EXERCISE PROMPT: Set the whole listing down again without deviation.

═══ INPUT DATA

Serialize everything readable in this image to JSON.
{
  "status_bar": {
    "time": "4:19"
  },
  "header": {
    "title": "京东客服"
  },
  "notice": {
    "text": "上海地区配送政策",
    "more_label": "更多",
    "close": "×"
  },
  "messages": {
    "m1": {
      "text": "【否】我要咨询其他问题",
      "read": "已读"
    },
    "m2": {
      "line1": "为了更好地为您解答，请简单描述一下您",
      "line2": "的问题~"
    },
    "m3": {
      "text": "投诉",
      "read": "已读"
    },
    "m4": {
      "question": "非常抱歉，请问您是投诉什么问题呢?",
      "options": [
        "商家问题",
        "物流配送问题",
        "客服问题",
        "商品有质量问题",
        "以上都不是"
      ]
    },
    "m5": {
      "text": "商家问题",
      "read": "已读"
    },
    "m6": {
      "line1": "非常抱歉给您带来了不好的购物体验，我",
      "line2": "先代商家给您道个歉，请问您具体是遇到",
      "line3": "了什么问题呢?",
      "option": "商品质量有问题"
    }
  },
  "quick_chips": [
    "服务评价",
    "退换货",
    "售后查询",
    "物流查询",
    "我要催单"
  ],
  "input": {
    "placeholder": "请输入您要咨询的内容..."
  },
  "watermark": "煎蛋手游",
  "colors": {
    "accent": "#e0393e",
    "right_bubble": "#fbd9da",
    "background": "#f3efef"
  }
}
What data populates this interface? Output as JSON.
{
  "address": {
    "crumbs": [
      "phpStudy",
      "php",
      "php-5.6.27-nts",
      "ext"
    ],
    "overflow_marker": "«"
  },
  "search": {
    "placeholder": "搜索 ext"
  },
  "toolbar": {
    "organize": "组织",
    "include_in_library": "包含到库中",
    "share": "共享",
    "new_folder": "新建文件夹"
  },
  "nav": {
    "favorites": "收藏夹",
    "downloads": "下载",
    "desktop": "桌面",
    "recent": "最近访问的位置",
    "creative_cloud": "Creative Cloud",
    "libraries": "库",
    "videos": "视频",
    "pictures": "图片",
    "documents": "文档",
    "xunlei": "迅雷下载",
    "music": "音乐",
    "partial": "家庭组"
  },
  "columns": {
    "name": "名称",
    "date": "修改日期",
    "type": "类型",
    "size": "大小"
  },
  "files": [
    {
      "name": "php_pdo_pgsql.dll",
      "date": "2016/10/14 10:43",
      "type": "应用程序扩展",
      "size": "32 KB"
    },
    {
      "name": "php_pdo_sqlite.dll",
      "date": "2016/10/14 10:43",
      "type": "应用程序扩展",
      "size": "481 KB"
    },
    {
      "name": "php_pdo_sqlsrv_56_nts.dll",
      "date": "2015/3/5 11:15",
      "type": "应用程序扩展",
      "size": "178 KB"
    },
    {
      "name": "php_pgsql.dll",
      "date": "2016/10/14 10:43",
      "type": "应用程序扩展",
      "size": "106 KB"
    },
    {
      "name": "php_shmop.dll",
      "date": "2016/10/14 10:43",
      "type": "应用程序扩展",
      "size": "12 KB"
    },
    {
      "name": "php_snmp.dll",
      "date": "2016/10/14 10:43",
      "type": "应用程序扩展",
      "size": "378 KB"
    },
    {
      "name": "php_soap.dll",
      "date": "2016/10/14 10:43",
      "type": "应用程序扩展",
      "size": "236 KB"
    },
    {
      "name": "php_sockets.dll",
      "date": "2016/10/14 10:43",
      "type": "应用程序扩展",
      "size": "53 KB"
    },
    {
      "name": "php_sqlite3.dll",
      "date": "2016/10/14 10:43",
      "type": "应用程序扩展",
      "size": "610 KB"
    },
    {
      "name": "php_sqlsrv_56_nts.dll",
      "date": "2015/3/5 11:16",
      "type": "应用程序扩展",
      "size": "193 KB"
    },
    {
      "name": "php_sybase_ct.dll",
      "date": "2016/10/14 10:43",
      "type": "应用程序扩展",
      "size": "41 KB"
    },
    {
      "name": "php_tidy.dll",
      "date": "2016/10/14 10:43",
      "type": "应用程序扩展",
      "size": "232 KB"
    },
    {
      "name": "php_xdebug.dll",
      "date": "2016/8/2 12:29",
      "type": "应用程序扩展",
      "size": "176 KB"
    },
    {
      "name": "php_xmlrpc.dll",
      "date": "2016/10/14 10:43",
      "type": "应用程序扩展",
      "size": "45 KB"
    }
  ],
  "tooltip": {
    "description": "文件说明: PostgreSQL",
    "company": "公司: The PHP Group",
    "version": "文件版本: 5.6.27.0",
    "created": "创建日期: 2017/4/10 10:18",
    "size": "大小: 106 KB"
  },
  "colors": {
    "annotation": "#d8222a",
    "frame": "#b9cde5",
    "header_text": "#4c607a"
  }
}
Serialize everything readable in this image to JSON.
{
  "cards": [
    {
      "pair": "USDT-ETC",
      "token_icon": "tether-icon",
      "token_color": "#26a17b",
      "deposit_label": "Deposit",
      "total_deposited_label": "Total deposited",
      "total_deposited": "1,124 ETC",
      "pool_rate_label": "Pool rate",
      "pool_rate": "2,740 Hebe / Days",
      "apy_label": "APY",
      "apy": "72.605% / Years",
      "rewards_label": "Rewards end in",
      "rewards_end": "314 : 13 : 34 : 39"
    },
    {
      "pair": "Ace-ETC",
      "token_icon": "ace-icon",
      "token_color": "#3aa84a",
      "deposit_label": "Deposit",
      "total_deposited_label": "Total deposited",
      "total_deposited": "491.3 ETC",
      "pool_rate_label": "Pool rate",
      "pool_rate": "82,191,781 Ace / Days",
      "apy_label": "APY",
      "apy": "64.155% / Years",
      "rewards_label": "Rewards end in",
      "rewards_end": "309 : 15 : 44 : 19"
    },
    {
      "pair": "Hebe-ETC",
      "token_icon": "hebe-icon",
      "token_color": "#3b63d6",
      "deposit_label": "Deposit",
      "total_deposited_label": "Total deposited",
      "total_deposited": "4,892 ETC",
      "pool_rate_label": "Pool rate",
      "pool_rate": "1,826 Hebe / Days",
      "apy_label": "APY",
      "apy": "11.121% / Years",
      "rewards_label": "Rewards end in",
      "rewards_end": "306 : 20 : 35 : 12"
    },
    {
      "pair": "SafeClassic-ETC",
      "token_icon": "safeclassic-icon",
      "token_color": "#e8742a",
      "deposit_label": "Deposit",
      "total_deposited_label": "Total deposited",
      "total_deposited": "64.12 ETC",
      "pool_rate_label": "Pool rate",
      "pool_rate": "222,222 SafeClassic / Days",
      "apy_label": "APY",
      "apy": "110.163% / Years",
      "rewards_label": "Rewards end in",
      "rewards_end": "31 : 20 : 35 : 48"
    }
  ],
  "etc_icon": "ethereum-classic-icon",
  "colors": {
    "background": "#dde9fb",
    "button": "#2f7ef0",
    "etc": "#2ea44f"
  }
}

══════

SOLUTION TO THIS TASK:
Serialize everything readable in this image to JSON.
{
  "status_bar": {
    "time": "4:19"
  },
  "header": {
    "title": "京东客服"
  },
  "notice": {
    "text": "上海地区配送政策",
    "more_label": "更多",
    "close": "×"
  },
  "messages": {
    "m1": {
      "text": "【否】我要咨询其他问题",
      "read": "已读"
    },
    "m2": {
      "line1": "为了更好地为您解答，请简单描述一下您",
      "line2": "的问题~"
    },
    "m3": {
      "text": "投诉",
      "read": "已读"
    },
    "m4": {
      "question": "非常抱歉，请问您是投诉什么问题呢?",
      "options": [
        "商家问题",
        "物流配送问题",
        "客服问题",
        "商品有质量问题",
        "以上都不是"
      ]
    },
    "m5": {
      "text": "商家问题",
      "read": "已读"
    },
    "m6": {
      "line1": "非常抱歉给您带来了不好的购物体验，我",
      "line2": "先代商家给您道个歉，请问您具体是遇到",
      "line3": "了什么问题呢?",
      "option": "商品质量有问题"
    }
  },
  "quick_chips": [
    "服务评价",
    "退换货",
    "售后查询",
    "物流查询",
    "我要催单"
  ],
  "input": {
    "placeholder": "请输入您要咨询的内容..."
  },
  "watermark": "煎蛋手游",
  "colors": {
    "accent": "#e0393e",
    "right_bubble": "#fbd9da",
    "background": "#f3efef"
  }
}
What data populates this interface? Output as JSON.
{
  "address": {
    "crumbs": [
      "phpStudy",
      "php",
      "php-5.6.27-nts",
      "ext"
    ],
    "overflow_marker": "«"
  },
  "search": {
    "placeholder": "搜索 ext"
  },
  "toolbar": {
    "organize": "组织",
    "include_in_library": "包含到库中",
    "share": "共享",
    "new_folder": "新建文件夹"
  },
  "nav": {
    "favorites": "收藏夹",
    "downloads": "下载",
    "desktop": "桌面",
    "recent": "最近访问的位置",
    "creative_cloud": "Creative Cloud",
    "libraries": "库",
    "videos": "视频",
    "pictures": "图片",
    "documents": "文档",
    "xunlei": "迅雷下载",
    "music": "音乐",
    "partial": "家庭组"
  },
  "columns": {
    "name": "名称",
    "date": "修改日期",
    "type": "类型",
    "size": "大小"
  },
  "files": [
    {
      "name": "php_pdo_pgsql.dll",
      "date": "2016/10/14 10:43",
      "type": "应用程序扩展",
      "size": "32 KB"
    },
    {
      "name": "php_pdo_sqlite.dll",
      "date": "2016/10/14 10:43",
      "type": "应用程序扩展",
      "size": "481 KB"
    },
    {
      "name": "php_pdo_sqlsrv_56_nts.dll",
      "date": "2015/3/5 11:15",
      "type": "应用程序扩展",
      "size": "178 KB"
    },
    {
      "name": "php_pgsql.dll",
      "date": "2016/10/14 10:43",
      "type": "应用程序扩展",
      "size": "106 KB"
    },
    {
      "name": "php_shmop.dll",
      "date": "2016/10/14 10:43",
      "type": "应用程序扩展",
      "size": "12 KB"
    },
    {
      "name": "php_snmp.dll",
      "date": "2016/10/14 10:43",
      "type": "应用程序扩展",
      "size": "378 KB"
    },
    {
      "name": "php_soap.dll",
      "date": "2016/10/14 10:43",
      "type": "应用程序扩展",
      "size": "236 KB"
    },
    {
      "name": "php_sockets.dll",
      "date": "2016/10/14 10:43",
      "type": "应用程序扩展",
      "size": "53 KB"
    },
    {
      "name": "php_sqlite3.dll",
      "date": "2016/10/14 10:43",
      "type": "应用程序扩展",
      "size": "610 KB"
    },
    {
      "name": "php_sqlsrv_56_nts.dll",
      "date": "2015/3/5 11:16",
      "type": "应用程序扩展",
      "size": "193 KB"
    },
    {
      "name": "php_sybase_ct.dll",
      "date": "2016/10/14 10:43",
      "type": "应用程序扩展",
      "size": "41 KB"
    },
    {
      "name": "php_tidy.dll",
      "date": "2016/10/14 10:43",
      "type": "应用程序扩展",
      "size": "232 KB"
    },
    {
      "name": "php_xdebug.dll",
      "date": "2016/8/2 12:29",
      "type": "应用程序扩展",
      "size": "176 KB"
    },
    {
      "name": "php_xmlrpc.dll",
      "date": "2016/10/14 10:43",
      "type": "应用程序扩展",
      "size": "45 KB"
    }
  ],
  "tooltip": {
    "description": "文件说明: PostgreSQL",
    "company": "公司: The PHP Group",
    "version": "文件版本: 5.6.27.0",
    "created": "创建日期: 2017/4/10 10:18",
    "size": "大小: 106 KB"
  },
  "colors": {
    "annotation": "#d8222a",
    "frame": "#b9cde5",
    "header_text": "#4c607a"
  }
}
Serialize everything readable in this image to JSON.
{
  "cards": [
    {
      "pair": "USDT-ETC",
      "token_icon": "tether-icon",
      "token_color": "#26a17b",
      "deposit_label": "Deposit",
      "total_deposited_label": "Total deposited",
      "total_deposited": "1,124 ETC",
      "pool_rate_label": "Pool rate",
      "pool_rate": "2,740 Hebe / Days",
      "apy_label": "APY",
      "apy": "72.605% / Years",
      "rewards_label": "Rewards end in",
      "rewards_end": "314 : 13 : 34 : 39"
    },
    {
      "pair": "Ace-ETC",
      "token_icon": "ace-icon",
      "token_color": "#3aa84a",
      "deposit_label": "Deposit",
      "total_deposited_label": "Total deposited",
      "total_deposited": "491.3 ETC",
      "pool_rate_label": "Pool rate",
      "pool_rate": "82,191,781 Ace / Days",
      "apy_label": "APY",
      "apy": "64.155% / Years",
      "rewards_label": "Rewards end in",
      "rewards_end": "309 : 15 : 44 : 19"
    },
    {
      "pair": "Hebe-ETC",
      "token_icon": "hebe-icon",
      "token_color": "#3b63d6",
      "deposit_label": "Deposit",
      "total_deposited_label": "Total deposited",
      "total_deposited": "4,892 ETC",
      "pool_rate_label": "Pool rate",
      "pool_rate": "1,826 Hebe / Days",
      "apy_label": "APY",
      "apy": "11.121% / Years",
      "rewards_label": "Rewards end in",
      "rewards_end": "306 : 20 : 35 : 12"
    },
    {
      "pair": "SafeClassic-ETC",
      "token_icon": "safeclassic-icon",
      "token_color": "#e8742a",
      "deposit_label": "Deposit",
      "total_deposited_label": "Total deposited",
      "total_deposited": "64.12 ETC",
      "pool_rate_label": "Pool rate",
      "pool_rate": "222,222 SafeClassic / Days",
      "apy_label": "APY",
      "apy": "110.163% / Years",
      "rewards_label": "Rewards end in",
      "rewards_end": "31 : 20 : 35 : 48"
    }
  ],
  "etc_icon": "ethereum-classic-icon",
  "colors": {
    "background": "#dde9fb",
    "button": "#2f7ef0",
    "etc": "#2ea44f"
  }
}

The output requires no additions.